more tea if you want it.” Milton saw Elijah Warriner standing in the doorway. He was unmistakeably nervous, and Milton thought he might be about to turn and leave. He smiled and waved at the boy, gesturing that he should come inside. Elijah took a look up and down the street and, satisfied, came inside. He was wearing brand new trainers. Despite the heat he was wearing a bright orange puffa jacket that was obviously expensive. He had a Dallas Cowboys shirt beneath the jacket and, beneath that,
the three gold caps. “Alright, darling,” he said, ignoring Pops altogether. “Remember me?” “Of course,” Laura said, her eyes glittering. “You heard the new record yet?” “Yeah.” “You like it?” “Course.” “That’s what I like to hear. You looking fine tonight, darling. You totally bare choong.” She did not reply, but her helpless smile said enough. Pops noticed it and a tremor of irritation quivered across his face. Bizness ignored Pops and the others and turned to Elijah. “Come with me,

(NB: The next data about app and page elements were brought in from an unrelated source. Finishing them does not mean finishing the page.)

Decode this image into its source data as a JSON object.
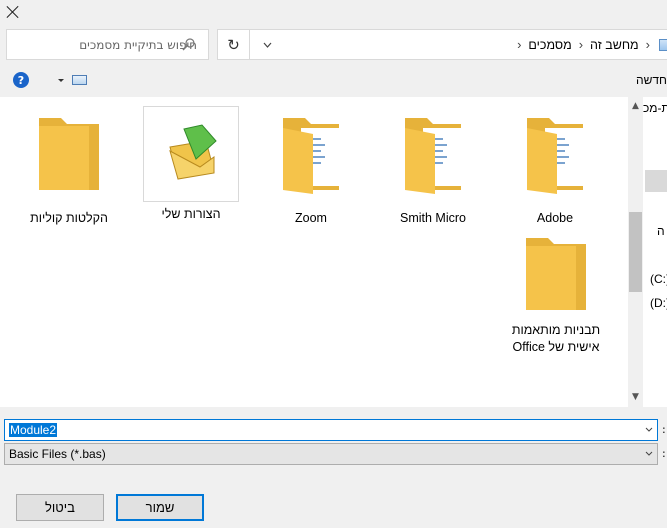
{
  "search": {
    "placeholder": "חיפוש בתיקיית מסמכים"
  },
  "breadcrumb": {
    "items": [
      "מחשב זה",
      "מסמכים"
    ]
  },
  "toolbar": {
    "new_folder_label": "חדשה"
  },
  "files": [
    {
      "label": "Adobe",
      "icon": "folder-docs-icon"
    },
    {
      "label": "Smith Micro",
      "icon": "folder-docs-icon"
    },
    {
      "label": "Zoom",
      "icon": "folder-docs-icon"
    },
    {
      "label": "הצורות שלי",
      "icon": "my-shapes-icon"
    },
    {
      "label": "הקלטות קוליות",
      "icon": "folder-icon"
    },
    {
      "label": "תבניות מותאמות אישית של Office",
      "icon": "folder-icon"
    }
  ],
  "nav_pane": {
    "items": [
      "ת-מכ",
      "ה",
      "(C:)",
      "(D:)"
    ]
  },
  "filename": {
    "value": "Module2"
  },
  "filetype": {
    "value": "Basic Files (*.bas)"
  },
  "buttons": {
    "save_label": "שמור",
    "cancel_label": "ביטול"
  },
  "colors": {
    "accent": "#0078d7",
    "folder": "#f5c34a",
    "help": "#1a64c9"
  }
}
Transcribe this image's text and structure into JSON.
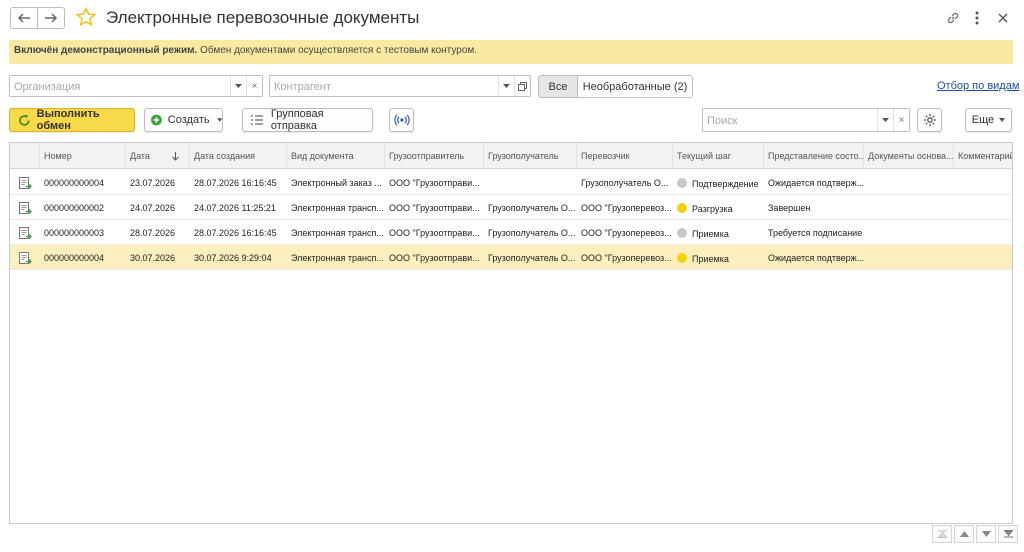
{
  "window": {
    "title": "Электронные перевозочные документы",
    "icons": [
      "back-arrow-icon",
      "forward-arrow-icon",
      "star-icon",
      "link-icon",
      "more-vertical-icon",
      "close-icon"
    ]
  },
  "banner": {
    "bold": "Включён демонстрационный режим.",
    "text": " Обмен документами осуществляется с тестовым контуром."
  },
  "filters": {
    "organization_placeholder": "Организация",
    "counterparty_placeholder": "Контрагент",
    "toggle_all": "Все",
    "toggle_unprocessed": "Необработанные (2)",
    "view_link": "Отбор по видам"
  },
  "toolbar": {
    "exchange": "Выполнить обмен",
    "create": "Создать",
    "group_send": "Групповая отправка",
    "search_placeholder": "Поиск",
    "more": "Еще"
  },
  "table": {
    "columns": [
      "Номер",
      "Дата",
      "Дата создания",
      "Вид документа",
      "Грузоотправитель",
      "Грузополучатель",
      "Перевозчик",
      "Текущий шаг",
      "Представление состо...",
      "Документы основа...",
      "Комментарий"
    ],
    "rows": [
      {
        "number": "000000000004",
        "date": "23.07.2026",
        "created": "28.07.2026 16:16:45",
        "doc_type": "Электронный заказ ...",
        "shipper": "ООО \"Грузоотправи...",
        "consignee": "",
        "carrier": "Грузополучатель О...",
        "step": "Подтверждение",
        "step_color": "#c8c8c8",
        "status": "Ожидается подтверж...",
        "base_docs": "",
        "comment": ""
      },
      {
        "number": "000000000002",
        "date": "24.07.2026",
        "created": "24.07.2026 11:25:21",
        "doc_type": "Электронная трансп...",
        "shipper": "ООО \"Грузоотправи...",
        "consignee": "Грузополучатель О...",
        "carrier": "ООО \"Грузоперевоз...",
        "step": "Разгрузка",
        "step_color": "#f5d20a",
        "status": "Завершен",
        "base_docs": "",
        "comment": ""
      },
      {
        "number": "000000000003",
        "date": "28.07.2026",
        "created": "28.07.2026 16:16:45",
        "doc_type": "Электронная трансп...",
        "shipper": "ООО \"Грузоотправи...",
        "consignee": "Грузополучатель О...",
        "carrier": "ООО \"Грузоперевоз...",
        "step": "Приемка",
        "step_color": "#c8c8c8",
        "status": "Требуется подписание",
        "base_docs": "",
        "comment": ""
      },
      {
        "number": "000000000004",
        "date": "30.07.2026",
        "created": "30.07.2026 9:29:04",
        "doc_type": "Электронная трансп...",
        "shipper": "ООО \"Грузоотправи...",
        "consignee": "Грузополучатель О...",
        "carrier": "ООО \"Грузоперевоз...",
        "step": "Приемка",
        "step_color": "#f5d20a",
        "status": "Ожидается подтверж...",
        "base_docs": "",
        "comment": ""
      }
    ]
  },
  "colors": {
    "banner_bg": "#fbe9a1",
    "primary_button": "#f8d94a",
    "selected_row": "#fbefbd",
    "link": "#1d4fa8"
  }
}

cracked viciously again and again—four times—and then fell silent. Pops fell back against the bench and sat for a moment, looking up at the darkening sky. His fingers opened in a spasm as he clutched at his chest. Then his head fell sideways and then the right shoulder and finally the whole upper part of his body lurched over the arm of the bench as if he were going to be sick. But there was only a short scrape of his heels on the ground and then no other movement. Pinky looked around. There was
pressed against his chest. The youngster ran past, screaming “I got an Xbox, bruv, believe it! There’s bare free stuff down there.” Rutherford made his way further up the road. The shops were all shut now. A large crowd had gathered in the high street. Forty or fifty of them, their faces covered with bandanas or hoods, were attacking the shuttered windows of the shops. Another two or three hundred were watching, laughing and pointing at the what they were seeing, on the cusp of getting involved
the main road. 49. “SHIT’S GOING ON OUT THERE,” Mouse whooped. “You see that brother? He just put a dustbin through the window of the Poundland.” “Brother needs his head examining, looting a motherfucking Poundland.” Pinky was speaking on the phone. “It’s going down at the shopping centre, too,” he reported. “They’ve bust in through the front doors and there ain’t no security or police nowhere doing anything about it. There’s a Foot Locker in there. What we doing here, anyway? It can wait. I